From Henry Channing
New London, Connt. May 6th 1814.
I take the liberty of addressing a line to your Excellency, presuming that the deep interest I take in the interests of our country will be a sufficient apology.
Not having the honour of a personal acquaintance with either of the heads of departments, but having been mentioned by Com. Decater and Capt. Jones, in an application made to the Honble Secy of the Navy, for an appointment for my son as a midshipman on board the U. States, which was granted;1 I availed myself of this introduction, and wrote Jany 26th to the Secy of the Navy—“Private”—making a tender of my services—and suggesting the importance of receiving information respecting the state of things in this quarter.2 I wrote without consulting with any person—as I wished no knowledge or even suspicion should rest with any person, respecting my communicating with the government, as it might counteract my efforts to obtain a knowledg⟨e⟩ of characters and events. The letter I requested might be respectfully submitted to the President.
As I have not received any reply—I am left to conclude, either that my letter of Jany 26th was intercepted, though sent by mail from the office here—or that my communications were deemed obtrusive and unwelcome. I assure your Excellency that the purest motives urged my pen, and that it was not without reluctance I yeilded to the paramount claim of my country, demanding a statement of the imbecility and incompetence of Gen. Burbeck, as commander of this post. The depression of the supporters of our national government & of the war—with the insubordination and want of rigorous etiquette in our garrisons here, resulting from the inertness and neglect of this commanding officer, strongly impelled me, while I felt mortified at the cold interest respecting our military honour, as well as safety of the post, so clearly evinced, to write as I did.
I could state facts corroborative of my former communications on this subject, but, while delicacy forbids that I further obtrude, I cannot but cherish the hope that this post will not longer remain in a situation which mortifies and humbles the best friends to our common cause. I am, Very Respectfully, Yr Most Obedt Servt
RC (PHi: Daniel Parker Papers). Cover sheet bears John Armstrong’s note: “Who is parson Channing? a discontented federalist. Became a Unitarian—quarrelled with D. [Timothy Dwight] & other Orthodox clergymen—& with federalists, because they adhered to D. Is not to be trusted. He finds fault with Burbeck—but says nothing of others.”
1. John M. Channing received a midshipman’s appointment on 9 Nov. 1813. He was dismissed from the navy by court-martial on 30 Aug. 1819 (Callahan, List of Officers of the Navy, description begins Edward W. Callahan, List of Officers of the Navy of the United States and of the Marine Corps from 1775 to 1900 (New York, 1901). description ends 109).
2. In his 26 Jan. 1814 letter to Jones (DNA: RG 45, Misc.
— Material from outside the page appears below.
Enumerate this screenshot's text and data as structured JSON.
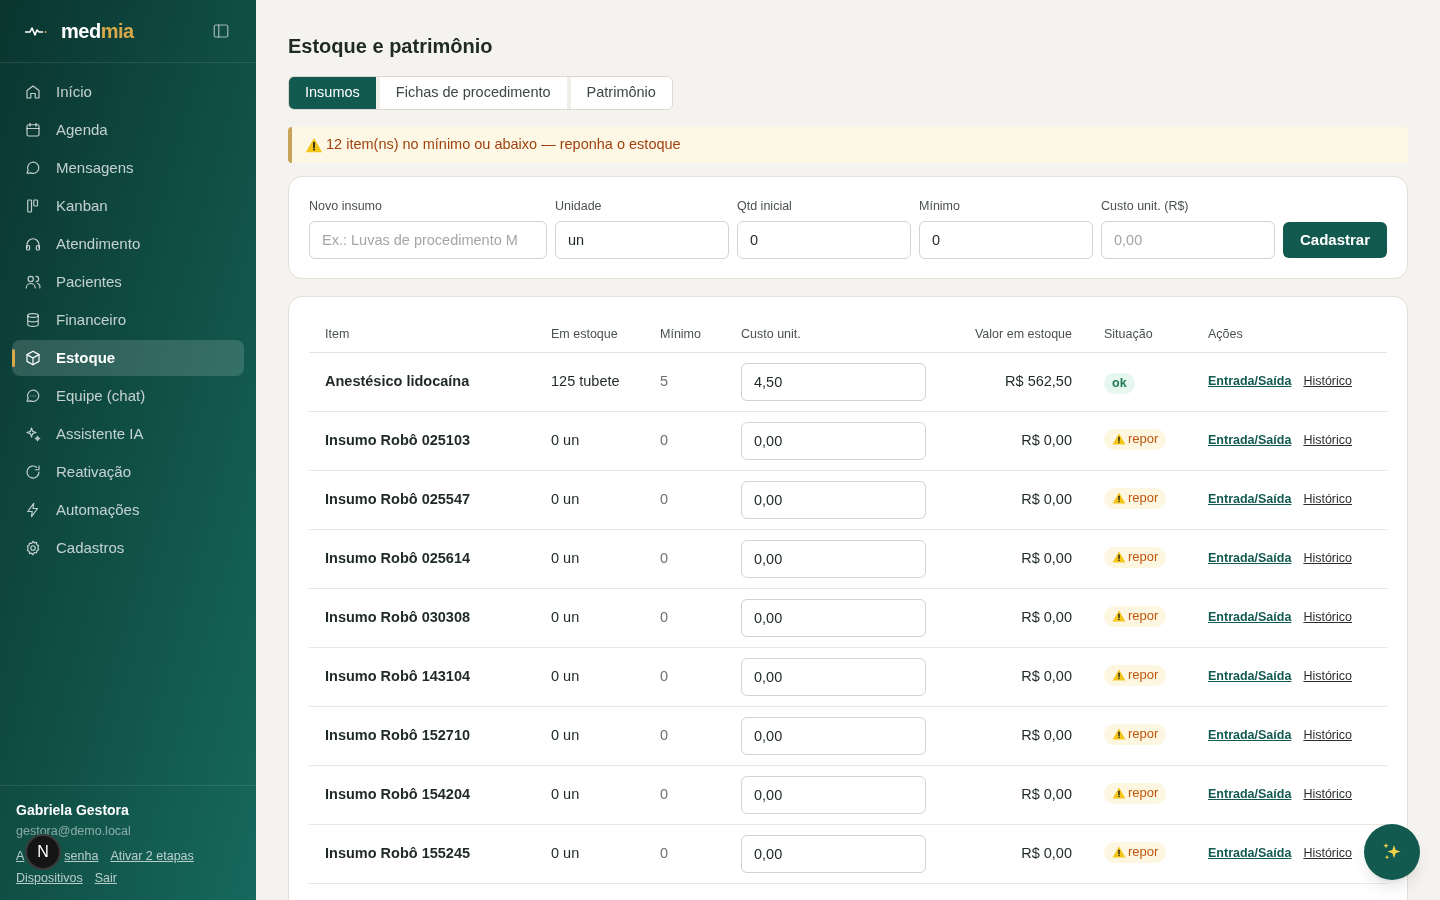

Letters Received), Channing wrote that he had retired from preaching due to “internal debility.” Though “ever considered as in the ranks of Washington federalists,” he believed that the spirit of the party had been violated by present-day Federalist attempts to “wink out of sight” reports of signal lights displayed from the vicinity of the New London harbor, and wished to aid the war effort (for the signal lights, see David Jones to JM, 31 Jan. 1814, and n. 3). The “superannuated” Brig. Gen. Henry Burbeck seemed disinterested in the war and was among those who discounted the signal light reports, Channing commented; furthermore, the commanders of New London’s two forts were inexperienced, which jeopardized the fleet in the harbor. Jones redirected the letter to JM with the note: “Com. Decatur speaks in very respectful terms of the writer as a patriotic & a worthy man.”
3. Henry Channing (ca. 1760–1840), a 1781 graduate of Yale College, became pastor of the New London Congregational Church in 1787. The membership of the congregation increased and several of Channing’s sermons were published, but he was dismissed at his own request in 1806, evidently having anticipated that the development of his Unitarian beliefs, though not expressed in preaching, would render such an outcome inevitable. From 1808 to 1811 he pastored the Congregational Church in Canandaigua, New York. As a member of the Connecticut House of Representatives in 1817 and 1818, he advocated church disestablishment to the chagrin of his former religious colleagues. He spent his last years in New York, where he died of apoplexy (Dexter, Biographical Sketches of the Graduates of Yale College, 4:183–86).